The tort claim letter sent on behalf of Gambler’s mother, Sophie Cata, says that Gambler was staying in a medical unit in the Santa Fe jail after her April 18 arrest on a bench warrant and getting treatment there and that she was then was released to the Rio Arriba jail “where there is no medical treatment facility.”
Deyapp said that, while the Rio Arriba jail doesn’t have a medical unit, prisoners do receive care from a contract provider, California-based Southwest Correctional Medical Group.
The tort claim letter also raises questions about orders by Española Magistrate Judge Alexandra Naranjo to release Gambler from custody. The first was on April 27 in Gambler’s no-driver’s-license case, a couple of days after she was booked into the Rio Arriba County jail.
The second is a handwritten order on May 3, a Sunday and the day Gambler was flown to the hospital. In this second order provided by Rio Arriba County under a records request, Judge Naranjo makes it clear that Gambler can be released from custody in both of her pending cases.
Gambler “has permission from Rio Arriba Magistrate Court to be released due to a medical condition and her current admission into St. Vincent Hospital in Santa Fe,” the judge wrote. Deyapp said this week that he called Naranjo and sought the second release order.
Gambler had been sent to the Santa Fe hospital with an officer. Deyapp said removing a guard from a hospitalized prisoner can be risky, but he felt it was appropriate in this case, with Gambler facing only a traffic charge, and considering the expense to the county of keeping her under guard and technically still incarcerated. “This was a non-violent charge and I thought the judge should be made aware of it,” said Deyapp.
“It may have been different if this was a murder case,” he said.
Jail records show her released from the Rio Arriba jail at 9:30 a.m. May 3, many hours after she had been flown to Santa Fe. Deyapp says that’s because that’s about the time she was officially released from custody under Naranjo’s order.
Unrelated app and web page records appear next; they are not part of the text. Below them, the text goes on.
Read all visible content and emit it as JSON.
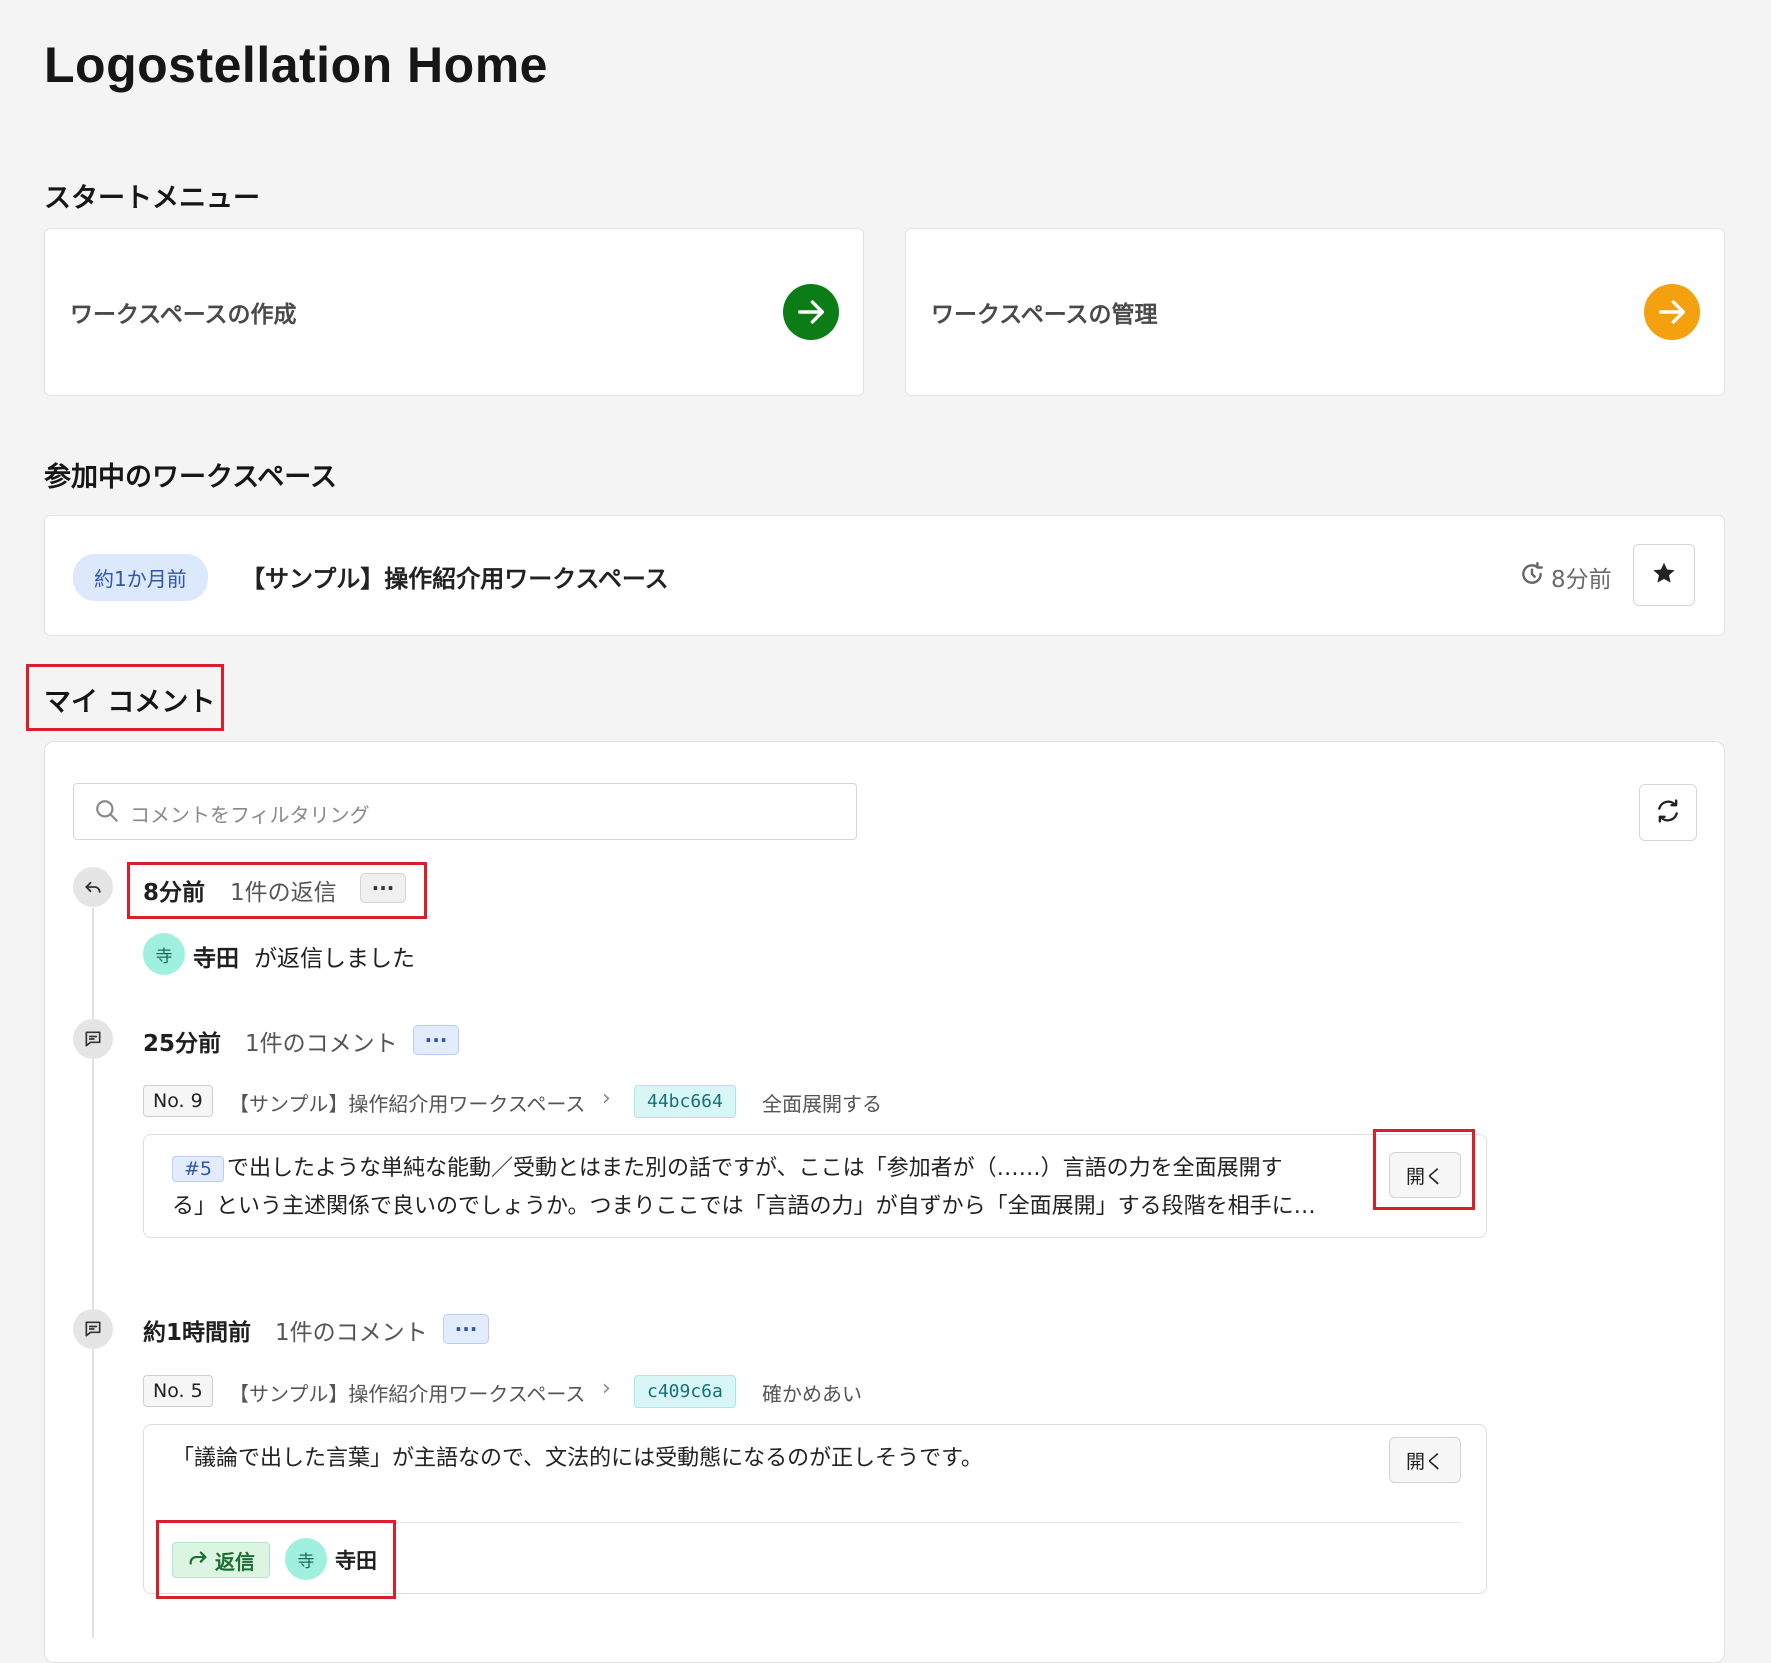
{
  "page": {
    "title": "Logostellation Home"
  },
  "start_menu": {
    "title": "スタートメニュー",
    "items": [
      {
        "label": "ワークスペースの作成",
        "icon": "arrow-right-icon",
        "color": "#0c7d16"
      },
      {
        "label": "ワークスペースの管理",
        "icon": "arrow-right-icon",
        "color": "#f5a00f"
      }
    ]
  },
  "workspaces": {
    "title": "参加中のワークスペース",
    "items": [
      {
        "age_badge": "約1か月前",
        "name": "【サンプル】操作紹介用ワークスペース",
        "updated": "8分前"
      }
    ]
  },
  "my_comments": {
    "title": "マイ コメント",
    "filter_placeholder": "コメントをフィルタリング",
    "entries": [
      {
        "time": "8分前",
        "summary": "1件の返信",
        "dots": "···",
        "avatar_char": "寺",
        "user": "寺田",
        "action": "が返信しました"
      },
      {
        "time": "25分前",
        "summary": "1件のコメント",
        "dots": "···",
        "no": "No. 9",
        "workspace": "【サンプル】操作紹介用ワークスペース",
        "sep": "›",
        "hash": "44bc664",
        "target": "全面展開する",
        "ref": "#5",
        "text_line1": "で出したような単純な能動／受動とはまた別の話ですが、ここは「参加者が（……）言語の力を全面展開す",
        "text_line2": "る」という主述関係で良いのでしょうか。つまりここでは「言語の力」が自ずから「全面展開」する段階を相手に…",
        "open_label": "開く"
      },
      {
        "time": "約1時間前",
        "summary": "1件のコメント",
        "dots": "···",
        "no": "No. 5",
        "workspace": "【サンプル】操作紹介用ワークスペース",
        "sep": "›",
        "hash": "c409c6a",
        "target": "確かめあい",
        "text": "「議論で出した言葉」が主語なので、文法的には受動態になるのが正しそうです。",
        "open_label": "開く",
        "reply_label": "返信",
        "avatar_char": "寺",
        "user": "寺田"
      }
    ]
  }
}
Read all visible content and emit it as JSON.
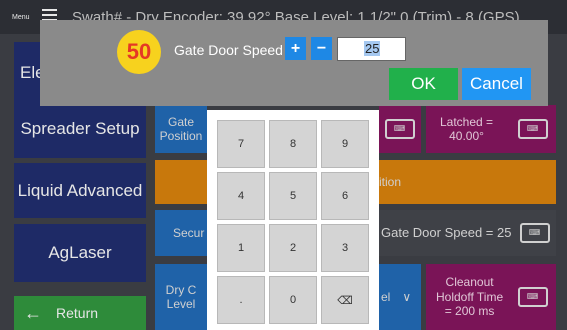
{
  "topbar": {
    "menu_label": "Menu",
    "status": "Swath# - Dry Encoder: 39.92° Base Level: 1 1/2\" 0 (Trim) - 8 (GPS)"
  },
  "nav": {
    "item1": "Ele",
    "spreader_setup": "Spreader Setup",
    "liquid_advanced": "Liquid Advanced",
    "aglaser": "AgLaser",
    "return": "Return"
  },
  "tiles": {
    "gate_position": "Gate\nPosition",
    "latched": "Latched =\n40.00°",
    "orange_partial": "ition",
    "security": "Secur",
    "gate_door_speed_status": "Gate Door Speed = 25",
    "dry_control": "Dry C\nLevel",
    "el_partial": "el",
    "cleanout": "Cleanout\nHoldoff Time\n= 200 ms",
    "keyboard_glyph": "⌨"
  },
  "dialog": {
    "badge": "50",
    "title": "Gate Door Speed",
    "plus": "+",
    "minus": "−",
    "value": "25",
    "ok": "OK",
    "cancel": "Cancel"
  },
  "keypad": {
    "keys": [
      "7",
      "8",
      "9",
      "4",
      "5",
      "6",
      "1",
      "2",
      "3",
      ".",
      "0",
      "⌫"
    ]
  },
  "colors": {
    "ok_green": "#21b04b",
    "cancel_blue": "#2196f3",
    "badge_yellow": "#f7d21e",
    "nav_navy": "#1e2a66",
    "return_green": "#2e8b3a"
  }
}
The family’s tort claim notice suggests that Gambler should have been let go after Naranjo’s first release order on April 27 and says it was doctors at Christus St. Vincent who asked for the May 3 release order so Gambler’s family could be allowed to see her at the hospital.
Deyapp said the April 27 release order was only for one of Gambler’s cases. He said the jail never got the April 27 order, but couldn’t have released Gambler in any case because there was still an unresolved warrant in the other case.
No autopsy or cause of death report for Gambler has been available from the state Office of the Medical Investigator.
No serious criminal record found
Gambler does not appear to have had a serious criminal record, although she had been booked into the Santa Fe County jail eight times since 2010 and the available records appear to show an alcohol problem.
In addition to the two misdemeanor citations she was facing in the days before she died, she was charged in 2014 with non-residential burglary, but that case was dismissed, online court records show. In 2010, she pleaded no contest to having an open container of alcohol in a vehicle.
Her jail records show that she was incarcerated for DWI, fleeing an officer and driving on a revoked or suspended license; public drunkenness; disobeying a lawful order; domestic violence under tribal code; and failure to appear, pay fines or comply with conditions of release.
In another case detail, Santa Fe County jail records show Gambler being released to Rio Arriba jail personnel for transport at 6:30 p.m. April 24. The Tierra Amarilla jail records indicate she wasn’t officially booked in there until about eight hours later – at 2:26 a.m. The tort claim letter doesn’t make an issue of this delay.
Deyapp said the van with the nine prisoners including Gambler got back to Tierra Amarilla about 8:30 p.m. April 24 and then the prisoners were each booked in succession, with Gambler being about the last one to get through the process, which takes about an hour. Jail records show that other inmates on the transport started getting booked in about 11 p.m.